"Juande is a great guy. Over two legs he's very dangerous, as he showed at Tottenham, winning the Carling Cup, and at Sevilla, with back-to-back UEFA cups. Real Madrid will be making a big mistake if they let him go," concludes César.

3 comments:

isi_777 said...

Another great blog, interesting reading indeed.

I think there is a slightly ignorant attitude towards Juande Ramos in Britain based on his time at Tottenham. For me, this has more to do with his non-use of the English language than it has to do with his so-called 'failure' or direct results, style of play etc. I suppose speaking Spanish in public meant his identity could not really be communicated and this is a shame (although maybe this action alone says something about his personality or, at least, his attitude towards the media?)

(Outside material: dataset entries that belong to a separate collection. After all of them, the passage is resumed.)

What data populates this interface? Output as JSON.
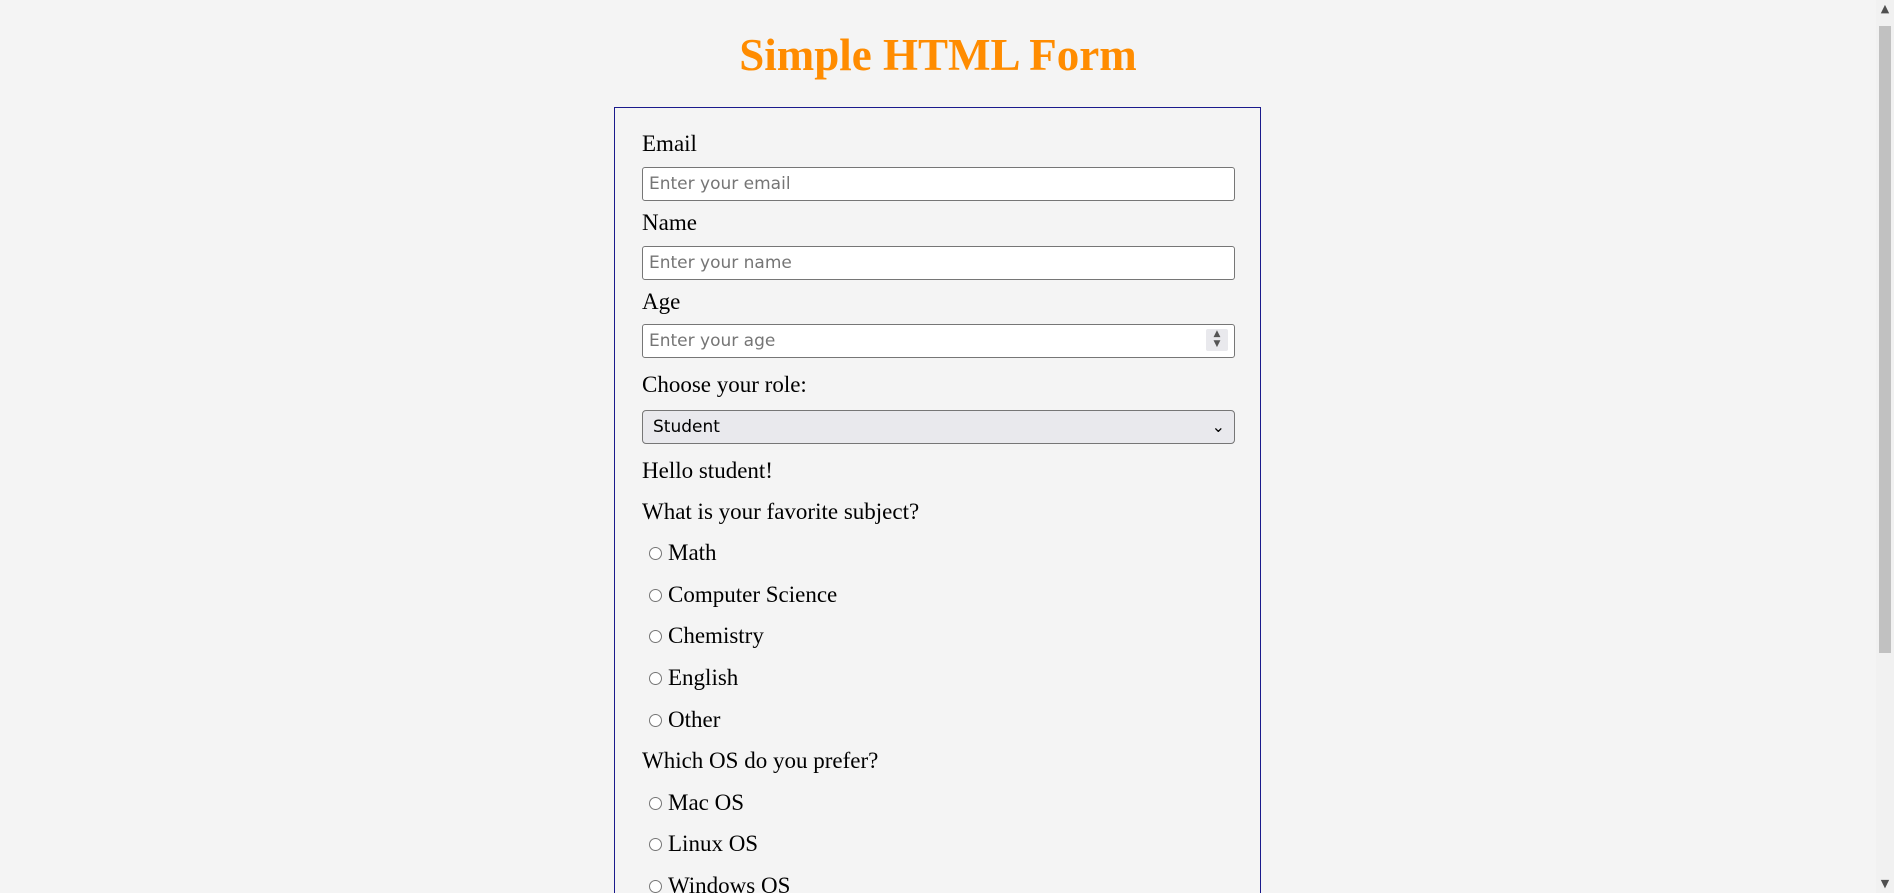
{
  "page": {
    "title": "Simple HTML Form"
  },
  "form": {
    "email": {
      "label": "Email",
      "placeholder": "Enter your email",
      "value": ""
    },
    "name": {
      "label": "Name",
      "placeholder": "Enter your name",
      "value": ""
    },
    "age": {
      "label": "Age",
      "placeholder": "Enter your age",
      "value": ""
    },
    "role": {
      "label": "Choose your role:",
      "selected": "Student"
    },
    "greeting": "Hello student!",
    "subject": {
      "question": "What is your favorite subject?",
      "options": [
        "Math",
        "Computer Science",
        "Chemistry",
        "English",
        "Other"
      ]
    },
    "os": {
      "question": "Which OS do you prefer?",
      "options": [
        "Mac OS",
        "Linux OS",
        "Windows OS"
      ]
    }
  },
  "colors": {
    "title": "#ff8c00",
    "form_border": "#1a1a8c",
    "background": "#f4f4f4"
  },
  "icons": {
    "select_arrow": "chevron-down-icon",
    "spinner": "spinner-icon",
    "scroll_up": "chevron-up-icon",
    "scroll_down": "chevron-down-icon"
  }
}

As a non-Spanish speaker, it means any interview I heear or read regarding Spanish football is diluted through translation. I watch the games in full, of course, but the majority of my 'research' on other aspects tends to come through secondary means. In this sense - and I know this blog has just covered a lot of this - I wonder what you can tell us about Juande Ramos' character?

Gonzalo said...

Hi isi, welcome to the blog.

Juande's attitude towards the media is at least more professional that Sschuster's, but I agree with you that his profile with the British press suffered because of his poor grasp of English (compare this with the way Benitez fit in at Liverpool so quickly)

I can't say much about Juande's character -he's not really been at Real long enough for me to form a strong opinion- but I think that the way the players talk about him is quite illuminating.

kt said...

Juande's spanish players have a bond with him noticeably absent from his Spurs players.

I wonder how Bobby Robson managed it abroad (he never spoke Spanish did he?)where he seemed quite popular. Maybe Mourinho helped.